Abrahams said that transitioning your garden from a summer style to a fall or winter fashion is not usually a laborious task, as many gardeners have designated areas in their landscape for seasonal colors, and when the right season rolls around, they will change out annuals, pull weeds and add compost. Tools needed to get the job done include a shovel and a pair of pruning spears. Chimeno said that other tools you may need include leaf rakes, a lawn mower with a mulcher, a hand trowel and various weeding tools.
Chimeno recommended mulching whenever possible, because it replenishes organic matter in the soil.
Dana Fagan, landscape office manager at Greengate Garden Center and Landscaping, said, “Soil is the life source for your plants; it is how they get their water and nutrients. It is important to have a good balance of topsoil and organic material, but there is no one formula that works in every situation.”
“Soil that is too dense may hold too much water and may be difficult for the roots to grow through. When soil is too dense it can also cause water to run off quickly instead of being absorbed. Soil that is too loose may not have enough structure to hold moisture or to give the roots anything to grab on to and grow strong,” she added.

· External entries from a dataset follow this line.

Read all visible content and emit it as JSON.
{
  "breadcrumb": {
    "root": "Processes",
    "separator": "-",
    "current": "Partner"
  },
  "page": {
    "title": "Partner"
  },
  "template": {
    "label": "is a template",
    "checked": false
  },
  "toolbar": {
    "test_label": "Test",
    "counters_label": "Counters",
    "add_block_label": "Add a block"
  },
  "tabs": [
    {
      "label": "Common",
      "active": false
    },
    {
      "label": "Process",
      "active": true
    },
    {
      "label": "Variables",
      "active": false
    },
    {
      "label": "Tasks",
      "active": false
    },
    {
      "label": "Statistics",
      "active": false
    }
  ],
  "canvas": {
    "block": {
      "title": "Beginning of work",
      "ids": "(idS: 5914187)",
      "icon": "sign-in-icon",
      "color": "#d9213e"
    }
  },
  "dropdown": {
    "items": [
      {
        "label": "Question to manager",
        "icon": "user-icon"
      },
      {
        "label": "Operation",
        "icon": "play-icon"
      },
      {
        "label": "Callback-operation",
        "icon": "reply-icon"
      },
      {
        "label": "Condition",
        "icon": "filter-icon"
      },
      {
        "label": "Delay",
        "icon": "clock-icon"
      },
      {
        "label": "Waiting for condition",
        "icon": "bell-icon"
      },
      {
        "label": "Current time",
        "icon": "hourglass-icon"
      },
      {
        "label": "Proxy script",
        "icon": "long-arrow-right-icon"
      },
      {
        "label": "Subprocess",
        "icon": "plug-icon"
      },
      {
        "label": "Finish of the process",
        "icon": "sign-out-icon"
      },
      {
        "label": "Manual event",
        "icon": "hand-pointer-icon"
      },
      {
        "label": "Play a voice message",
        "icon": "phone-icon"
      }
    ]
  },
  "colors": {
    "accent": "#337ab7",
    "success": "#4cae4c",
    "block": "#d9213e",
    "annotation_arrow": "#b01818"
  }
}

“You can’t just pull a landscape design out of a box and have it work in every situation,” Fagan warned. “A good landscape design should complement and enhance the architecture of the home.”
As far as what is popular in gardening during the fall season, Abrahams said, “The first wave of activity in the fall colors is around Thanksgiving, so a lot of people go for the warm colors — varying shades of orange and yellow — and then the next wave would be Christmas. A lot of people will bypass the fall color and go straight for the winter colors. It just depends on your budget and what you’re interested in.”
Abrahams said that he has noticed a trend in landscaping toward “containerized” gardening, meaning potted plants with seasonal colors, because they are generally smaller, simpler and more manageable. Abrahams has also noticed a growing trend in food gardens, including fruit trees, vegetables and herbs.
“By far, vegetable gardens are huge. I’ve been in this industry for 13 years now, and I have never seen personal vegetable gardens so popular. I have people coming in 10 years younger than me interested about it, and then you’ve got the people who have been gardening for 20 or 30 years still going at it. It is more popular now than ever,” Chimeno said.
Chimeno attributed this trend in part to the degree of control gardeners have over what chemical treatments go on their plants.
“We’re fortunate to live in Southwest Louisiana. We can grow just about any item. We can grow tropicals; we can grow pretty much anything. The downside is we’ve got all the problems. We’ve got all the insects, the diseases. We take the good with the bad,” Chimeno said.